    Many states are turning to telepsychiatry-based solutions to connect patients with needed care while decompressing their overcrowded EDs.

  • Carolinas HealthCare system gets jump on potential for telepsychiatry

    Long before the state of North Carolina decided to implement its statewide telepsychiatry program (NC-STeP), some health systems in the state were already delving into the approach. For instance, Charlotte, NC-based Carolinas HealthCare System was among the first to deploy telemedicine in the state, and the potential to use the technology for psychiatric consults was recognized early on, according to Brad Watling, MD, FACEP, FAAEM, system medical director at Carolinas Medical Center in Charlotte, NC. “It had some fits and starts … but over the last couple of years we have hit the ground running with it,” he says.

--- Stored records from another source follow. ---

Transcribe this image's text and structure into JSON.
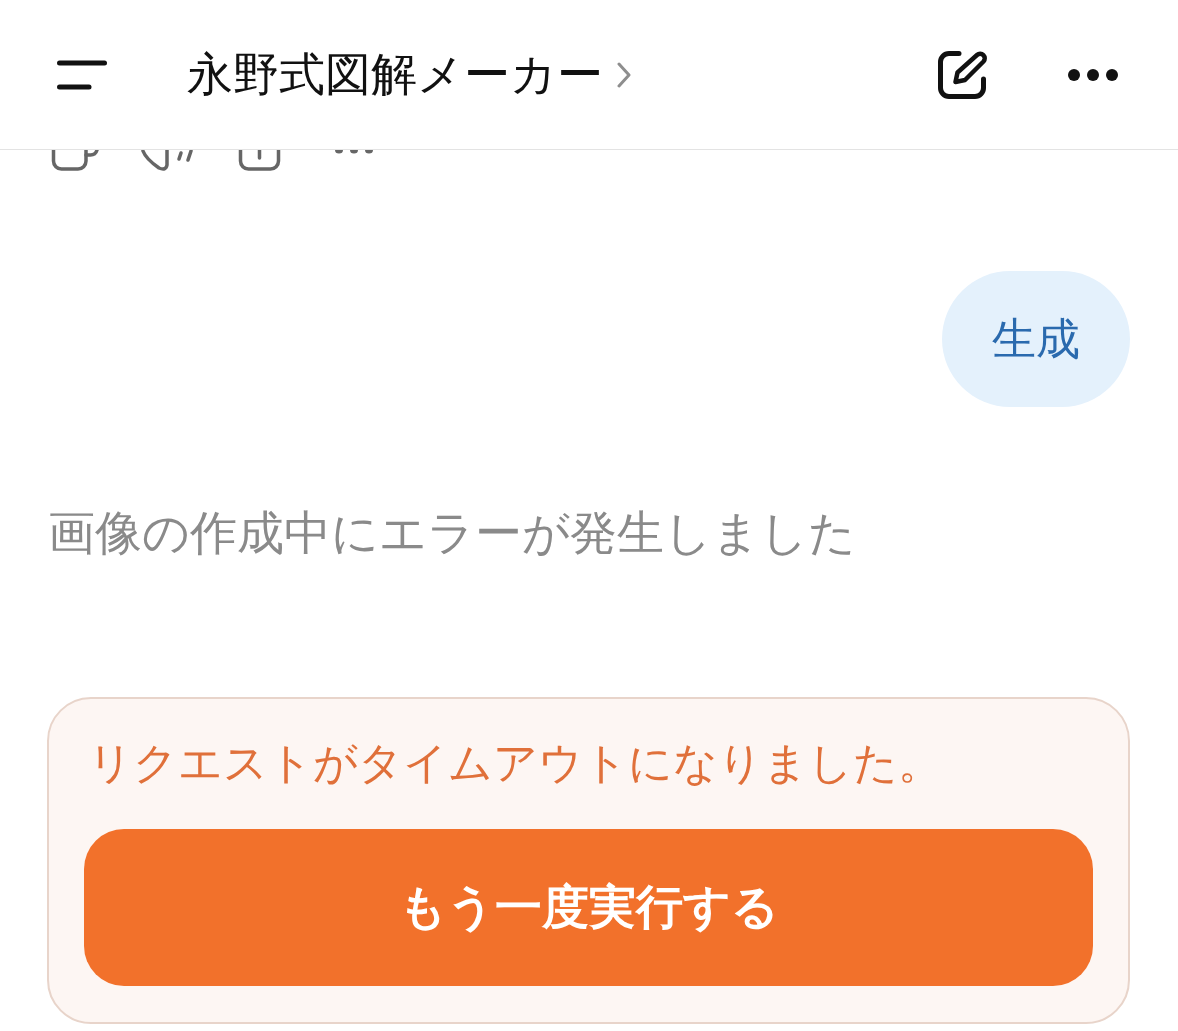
{
  "header": {
    "title": "永野式図解メーカー"
  },
  "messages": [
    {
      "kind": "user",
      "text": "生成"
    },
    {
      "kind": "assistant",
      "text": "画像の作成中にエラーが発生しました"
    }
  ],
  "error_card": {
    "message": "リクエストがタイムアウトになりました。",
    "retry_button": "もう一度実行する"
  }
}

  • Use Screening Tools, Partnerships Care for IPV Victims

    A study suggests that 72% of women with a history of intimate partner violence are not identified when they visit the ED for medical issues.

  • Study: Education, training on proper splint technique needed in EDs, urgent care centers

    A new study suggests that most of the splints applied in EDs and urgent care settings on pediatric patients with potential fractures are being placed improperly, leading to the potential for complications such as excessive swelling, blistering and other skin problems, and improper mobilization of the fracture. Researchers at the University of Maryland say this points to a need for better education and training of frontline practitioners on splinting techniques. Investigators plan to create and disseminate educational materials on correct splinting techniques for display in EDs and urgent care facilities. A second study is planned to evaluate the impact of these interventions.